Segment Start: SUPPLIED RECORDS
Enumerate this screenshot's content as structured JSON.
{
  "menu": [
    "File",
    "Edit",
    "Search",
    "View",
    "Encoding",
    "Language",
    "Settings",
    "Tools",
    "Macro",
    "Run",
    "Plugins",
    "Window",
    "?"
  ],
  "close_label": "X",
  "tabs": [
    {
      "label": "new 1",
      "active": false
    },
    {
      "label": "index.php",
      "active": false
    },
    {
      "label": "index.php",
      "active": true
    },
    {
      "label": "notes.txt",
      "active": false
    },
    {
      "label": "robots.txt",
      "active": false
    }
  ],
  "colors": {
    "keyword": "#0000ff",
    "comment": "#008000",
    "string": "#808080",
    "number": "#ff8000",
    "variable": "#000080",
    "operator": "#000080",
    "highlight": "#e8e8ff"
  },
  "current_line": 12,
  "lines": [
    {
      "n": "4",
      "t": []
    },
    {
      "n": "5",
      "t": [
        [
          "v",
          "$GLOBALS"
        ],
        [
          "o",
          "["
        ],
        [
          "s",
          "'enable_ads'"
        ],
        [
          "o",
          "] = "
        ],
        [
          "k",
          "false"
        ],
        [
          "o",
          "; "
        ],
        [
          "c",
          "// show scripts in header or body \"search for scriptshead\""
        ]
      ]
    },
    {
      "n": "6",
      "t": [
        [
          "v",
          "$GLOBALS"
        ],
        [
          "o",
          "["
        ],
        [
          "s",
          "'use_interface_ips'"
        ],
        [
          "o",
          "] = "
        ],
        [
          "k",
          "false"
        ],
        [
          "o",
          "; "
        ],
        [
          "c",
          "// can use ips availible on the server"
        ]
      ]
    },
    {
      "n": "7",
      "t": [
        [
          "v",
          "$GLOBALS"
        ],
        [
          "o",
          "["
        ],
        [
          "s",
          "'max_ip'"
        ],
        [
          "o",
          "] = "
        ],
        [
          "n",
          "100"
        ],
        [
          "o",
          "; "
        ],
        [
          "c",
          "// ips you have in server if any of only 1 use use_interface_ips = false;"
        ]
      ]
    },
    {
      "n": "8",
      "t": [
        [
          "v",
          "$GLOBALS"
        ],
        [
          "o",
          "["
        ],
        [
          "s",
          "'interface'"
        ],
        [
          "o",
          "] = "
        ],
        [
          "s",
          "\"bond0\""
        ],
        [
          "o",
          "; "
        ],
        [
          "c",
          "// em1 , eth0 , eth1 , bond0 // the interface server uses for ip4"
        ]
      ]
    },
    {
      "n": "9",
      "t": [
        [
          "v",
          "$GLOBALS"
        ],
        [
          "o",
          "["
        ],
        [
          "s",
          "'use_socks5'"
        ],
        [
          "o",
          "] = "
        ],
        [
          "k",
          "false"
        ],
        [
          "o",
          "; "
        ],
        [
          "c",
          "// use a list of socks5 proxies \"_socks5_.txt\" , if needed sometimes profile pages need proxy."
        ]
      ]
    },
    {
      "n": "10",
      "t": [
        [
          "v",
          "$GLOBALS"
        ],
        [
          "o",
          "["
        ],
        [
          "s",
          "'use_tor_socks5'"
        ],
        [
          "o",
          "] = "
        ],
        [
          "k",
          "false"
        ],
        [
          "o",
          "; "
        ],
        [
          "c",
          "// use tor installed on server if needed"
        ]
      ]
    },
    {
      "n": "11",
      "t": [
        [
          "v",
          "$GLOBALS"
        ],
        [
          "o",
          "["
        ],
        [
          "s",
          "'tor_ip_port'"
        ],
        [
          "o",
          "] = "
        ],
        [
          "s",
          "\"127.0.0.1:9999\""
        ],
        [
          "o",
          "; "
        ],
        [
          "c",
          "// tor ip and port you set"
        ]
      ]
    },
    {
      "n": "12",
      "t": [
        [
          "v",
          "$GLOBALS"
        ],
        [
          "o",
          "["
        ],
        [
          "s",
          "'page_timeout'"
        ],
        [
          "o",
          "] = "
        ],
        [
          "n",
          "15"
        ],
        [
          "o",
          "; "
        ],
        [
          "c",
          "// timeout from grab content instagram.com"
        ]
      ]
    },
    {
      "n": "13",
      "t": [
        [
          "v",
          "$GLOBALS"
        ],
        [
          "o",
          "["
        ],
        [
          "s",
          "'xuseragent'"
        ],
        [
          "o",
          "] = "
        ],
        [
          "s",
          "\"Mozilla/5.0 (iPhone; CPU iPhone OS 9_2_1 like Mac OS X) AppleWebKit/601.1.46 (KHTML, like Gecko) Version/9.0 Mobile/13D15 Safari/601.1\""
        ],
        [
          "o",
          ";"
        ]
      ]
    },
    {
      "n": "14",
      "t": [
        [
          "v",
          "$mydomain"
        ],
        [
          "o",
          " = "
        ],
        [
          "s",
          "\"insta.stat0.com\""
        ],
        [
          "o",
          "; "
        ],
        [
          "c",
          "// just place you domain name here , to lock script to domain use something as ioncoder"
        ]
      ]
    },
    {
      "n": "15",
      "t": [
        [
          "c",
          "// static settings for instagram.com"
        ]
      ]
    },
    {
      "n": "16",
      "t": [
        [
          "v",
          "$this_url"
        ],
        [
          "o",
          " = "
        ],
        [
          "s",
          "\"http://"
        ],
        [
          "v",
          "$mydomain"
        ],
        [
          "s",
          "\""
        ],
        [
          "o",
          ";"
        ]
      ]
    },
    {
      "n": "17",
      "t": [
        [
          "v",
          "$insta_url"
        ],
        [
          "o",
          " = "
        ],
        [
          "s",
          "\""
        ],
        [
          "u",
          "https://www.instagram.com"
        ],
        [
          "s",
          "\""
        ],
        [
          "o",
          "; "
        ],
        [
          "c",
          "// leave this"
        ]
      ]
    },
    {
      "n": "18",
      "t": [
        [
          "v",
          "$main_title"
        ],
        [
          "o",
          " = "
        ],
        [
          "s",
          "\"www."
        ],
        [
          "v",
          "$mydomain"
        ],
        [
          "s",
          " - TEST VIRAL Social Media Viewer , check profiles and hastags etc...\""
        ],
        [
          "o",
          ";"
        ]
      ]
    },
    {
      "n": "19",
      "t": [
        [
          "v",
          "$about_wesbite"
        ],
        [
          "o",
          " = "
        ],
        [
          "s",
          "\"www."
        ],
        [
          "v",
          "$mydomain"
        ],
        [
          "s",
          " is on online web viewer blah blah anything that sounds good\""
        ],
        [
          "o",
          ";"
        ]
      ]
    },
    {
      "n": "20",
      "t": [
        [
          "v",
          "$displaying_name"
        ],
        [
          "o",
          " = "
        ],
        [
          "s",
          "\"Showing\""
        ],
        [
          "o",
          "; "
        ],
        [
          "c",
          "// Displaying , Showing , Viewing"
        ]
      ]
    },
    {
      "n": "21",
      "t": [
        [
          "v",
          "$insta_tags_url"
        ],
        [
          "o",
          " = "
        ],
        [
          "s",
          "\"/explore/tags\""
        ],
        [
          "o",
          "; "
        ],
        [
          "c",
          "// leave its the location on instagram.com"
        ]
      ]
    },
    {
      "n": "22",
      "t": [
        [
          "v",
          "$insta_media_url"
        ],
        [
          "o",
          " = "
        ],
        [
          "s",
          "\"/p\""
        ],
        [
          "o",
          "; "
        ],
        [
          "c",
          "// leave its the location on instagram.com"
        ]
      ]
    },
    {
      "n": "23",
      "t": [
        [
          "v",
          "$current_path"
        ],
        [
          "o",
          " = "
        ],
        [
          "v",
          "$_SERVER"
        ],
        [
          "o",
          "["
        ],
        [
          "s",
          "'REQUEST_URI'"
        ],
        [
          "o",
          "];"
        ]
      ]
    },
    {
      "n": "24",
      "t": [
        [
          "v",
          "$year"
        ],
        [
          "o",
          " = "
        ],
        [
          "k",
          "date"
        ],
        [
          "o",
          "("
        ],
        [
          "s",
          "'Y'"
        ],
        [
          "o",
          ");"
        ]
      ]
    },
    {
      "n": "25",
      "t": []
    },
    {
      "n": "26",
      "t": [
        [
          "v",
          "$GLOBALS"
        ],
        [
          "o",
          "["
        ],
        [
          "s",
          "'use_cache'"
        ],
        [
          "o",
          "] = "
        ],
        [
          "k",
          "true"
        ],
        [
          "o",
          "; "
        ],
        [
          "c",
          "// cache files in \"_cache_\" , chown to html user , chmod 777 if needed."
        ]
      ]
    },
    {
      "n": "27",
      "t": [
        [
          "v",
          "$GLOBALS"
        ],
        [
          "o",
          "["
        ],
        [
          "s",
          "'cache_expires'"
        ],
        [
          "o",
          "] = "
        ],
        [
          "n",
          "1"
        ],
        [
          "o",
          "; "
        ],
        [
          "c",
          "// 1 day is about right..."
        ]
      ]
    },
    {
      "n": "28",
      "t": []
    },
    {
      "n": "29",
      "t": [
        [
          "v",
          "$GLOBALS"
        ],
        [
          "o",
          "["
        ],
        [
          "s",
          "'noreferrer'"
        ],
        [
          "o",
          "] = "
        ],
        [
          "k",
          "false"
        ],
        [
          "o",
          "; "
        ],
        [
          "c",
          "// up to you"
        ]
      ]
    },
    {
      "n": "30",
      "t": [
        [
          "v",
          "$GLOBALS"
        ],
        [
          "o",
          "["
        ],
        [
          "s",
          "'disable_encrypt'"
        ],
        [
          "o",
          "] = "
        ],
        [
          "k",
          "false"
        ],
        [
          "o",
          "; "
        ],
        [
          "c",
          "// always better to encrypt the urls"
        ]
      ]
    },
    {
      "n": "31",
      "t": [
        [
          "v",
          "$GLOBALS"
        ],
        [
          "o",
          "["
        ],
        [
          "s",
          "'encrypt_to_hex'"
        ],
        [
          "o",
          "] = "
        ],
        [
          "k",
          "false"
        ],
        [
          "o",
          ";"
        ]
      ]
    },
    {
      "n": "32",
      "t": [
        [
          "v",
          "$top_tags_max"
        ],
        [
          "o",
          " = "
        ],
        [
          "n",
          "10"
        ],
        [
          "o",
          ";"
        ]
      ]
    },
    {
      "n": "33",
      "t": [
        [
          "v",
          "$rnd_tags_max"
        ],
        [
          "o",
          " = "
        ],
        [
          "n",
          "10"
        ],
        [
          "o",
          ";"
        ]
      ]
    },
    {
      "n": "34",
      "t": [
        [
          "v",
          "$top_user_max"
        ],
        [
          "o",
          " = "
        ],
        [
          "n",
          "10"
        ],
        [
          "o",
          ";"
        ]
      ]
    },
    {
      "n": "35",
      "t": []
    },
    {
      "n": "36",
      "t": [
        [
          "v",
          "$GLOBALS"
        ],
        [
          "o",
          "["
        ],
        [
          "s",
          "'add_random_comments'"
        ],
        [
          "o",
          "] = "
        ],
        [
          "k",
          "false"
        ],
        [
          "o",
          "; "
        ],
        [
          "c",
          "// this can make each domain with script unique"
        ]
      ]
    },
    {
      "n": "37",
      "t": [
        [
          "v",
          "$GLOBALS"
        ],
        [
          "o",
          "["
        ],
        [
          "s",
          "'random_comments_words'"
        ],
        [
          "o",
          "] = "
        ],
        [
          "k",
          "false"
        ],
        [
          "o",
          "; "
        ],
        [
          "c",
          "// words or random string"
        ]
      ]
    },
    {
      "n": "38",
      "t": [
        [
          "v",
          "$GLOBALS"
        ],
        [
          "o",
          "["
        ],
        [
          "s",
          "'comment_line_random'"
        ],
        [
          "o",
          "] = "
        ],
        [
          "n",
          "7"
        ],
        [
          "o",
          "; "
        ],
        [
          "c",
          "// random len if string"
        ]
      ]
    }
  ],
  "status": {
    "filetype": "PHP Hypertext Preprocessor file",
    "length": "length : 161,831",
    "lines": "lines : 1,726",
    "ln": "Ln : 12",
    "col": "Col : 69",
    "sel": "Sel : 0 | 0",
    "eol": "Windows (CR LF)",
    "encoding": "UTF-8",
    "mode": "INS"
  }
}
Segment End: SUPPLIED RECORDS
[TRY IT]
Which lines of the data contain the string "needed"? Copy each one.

[EXPECTED OUTPUT]
          "// use a list of socks5 proxies \"_socks5_.txt\" , if needed sometimes profile pages need proxy."
          "// use tor installed on server if needed"
          "// cache files in \"_cache_\" , chown to html user , chmod 777 if needed."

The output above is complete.